Feathered and furry family members are cute, but man, can they be pigs. These cleanup strategies should help.

By Stephanie Sisco
Updated December 28, 2015
Aaron Dyer

Dirty Cage

A daily wipe-down with a damp paper towel is the best way to clean droppings from a hamster, a rabbit, or another small animal. “Moisture keeps the droppings from turning to dust that can be inhaled,” says cleaning pro Donna Smallin Kuper. Be sure to dry it thoroughly afterward, as a cage with damp spots can quickly grow mold (also true for crates and kennels). For a deeper cleaning (at least once a week), mix drops of dish soap in a bucket of warm water and scrub the entire surface with a nylon-bristle brush. Rinse with a handheld showerhead or a garden hose to reach the corners, says pet pro Charlotte Reed. Dry completely with a paper towel, or let sit in the sun for an hour.

Raunchy Pet Bed

Bathing your pooch at least once a month (if vet-approved) can keep doggie stench at bay. Wash the bed on the same day, so the dog doesn’t contaminate his clean sleeping spot. (A bed with a machine-washable shell and cushion is, obviously, easiest.) First vacuum the shell to remove as much fur as possible. Then toss both pieces in the washing machine and clean with laundry detergent plus four squirts of an odor eliminator, such as Zero Odor Laundry ($30 for three 16-ounce bottles, zeroodor.com).

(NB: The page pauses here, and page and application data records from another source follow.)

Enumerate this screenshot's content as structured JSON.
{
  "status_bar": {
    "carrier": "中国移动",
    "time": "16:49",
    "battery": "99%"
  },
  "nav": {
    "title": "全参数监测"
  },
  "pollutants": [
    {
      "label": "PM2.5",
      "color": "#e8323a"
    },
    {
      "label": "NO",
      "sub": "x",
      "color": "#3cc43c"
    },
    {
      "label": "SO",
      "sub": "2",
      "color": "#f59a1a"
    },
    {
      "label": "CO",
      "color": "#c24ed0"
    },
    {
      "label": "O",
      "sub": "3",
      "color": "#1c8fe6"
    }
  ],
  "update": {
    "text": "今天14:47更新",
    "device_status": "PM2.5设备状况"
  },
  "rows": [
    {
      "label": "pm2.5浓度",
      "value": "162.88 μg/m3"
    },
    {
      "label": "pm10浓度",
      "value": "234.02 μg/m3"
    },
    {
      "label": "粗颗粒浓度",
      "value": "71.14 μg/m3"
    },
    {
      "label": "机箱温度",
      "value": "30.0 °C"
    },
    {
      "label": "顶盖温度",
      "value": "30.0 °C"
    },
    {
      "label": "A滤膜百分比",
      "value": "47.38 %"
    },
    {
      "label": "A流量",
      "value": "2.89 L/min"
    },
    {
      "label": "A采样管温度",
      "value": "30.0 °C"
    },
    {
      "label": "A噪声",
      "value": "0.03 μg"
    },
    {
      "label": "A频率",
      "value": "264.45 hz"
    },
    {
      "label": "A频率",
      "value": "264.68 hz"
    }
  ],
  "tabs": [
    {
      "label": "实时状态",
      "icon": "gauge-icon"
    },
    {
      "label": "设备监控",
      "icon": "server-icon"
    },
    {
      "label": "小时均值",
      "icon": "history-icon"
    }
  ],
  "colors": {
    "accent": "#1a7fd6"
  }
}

Stinky Litter Box

Litter upkeep is cringe-worthy but crucial: Even small traces of pet waste can carry harmful viruses, bacteria, and parasites. (Plus, the odors!) At least once a day, scoop out any clumps. Do a full cleaning as needed or at least every few weeks: Dump all the old litter into a large trash bag, then scrub the pan and the lid with hot, soapy water using a nylon-bristle brush. Rinse with a hose or under the faucet of a utility sink; dry fully with a paper towel before refilling with two inches of fresh litter.

Grimy Toys and Food Bowls

A monthly cleaning will reduce dirt and bacteria buildup on toys. Most cloth toys can be machine-washed on a cold cycle; place them inside a pillowcase first. Chew toys (such as treat stuffers) that get gunky can typically go in the dishwasher. Toss food and water bowls into your daily dish-washing cycle; or rinse with hot, soapy water and dry thoroughly.

Fur-Covered Furniture and Rugs

A rubber squeegee is the best tool to get floor coverings clean. Rub it over a rug; the friction will push the hairs into easily disposable piles. On upholstered furniture, swap the squeegee for a damp rubber glove—the method is the same. To cut down on pileups in the first place, says Smallin Kuper, it’s helpful to brush cats and dogs regularly: a couple of times a week for long-haired pets and about once a week for short-haired ones.

Smell Urine But Can’t Find the Source?

A black light (sold at hardware stores) can illuminate the stain. Mark off the area and apply the solution for set-in stains in number 6 (below).

Stained Carpet

Tracked-in mud is easier to remove if you let it dry first, says cleaning pro Nancy Bock. Once it’s dry, brush off or vacuum up as much as you can, then treat the stain with laundry detergent, blotting with a damp paper towel. To eliminate a fresh urine stain, lay a stack of paper towels over the spot, then stand on top of it to soak up the liquid. Next, use a cotton cloth to apply a mixture of ¼ teaspoon dish soap and 1 cup warm water, says Smallin Kuper, then blot with a fresh paper towel; repeat until no color or smell remains. For older urine stains, apply an enzyme-based cleaner, which, Smallin Kuper explains, will break down the organic proteins.

The Pet Experts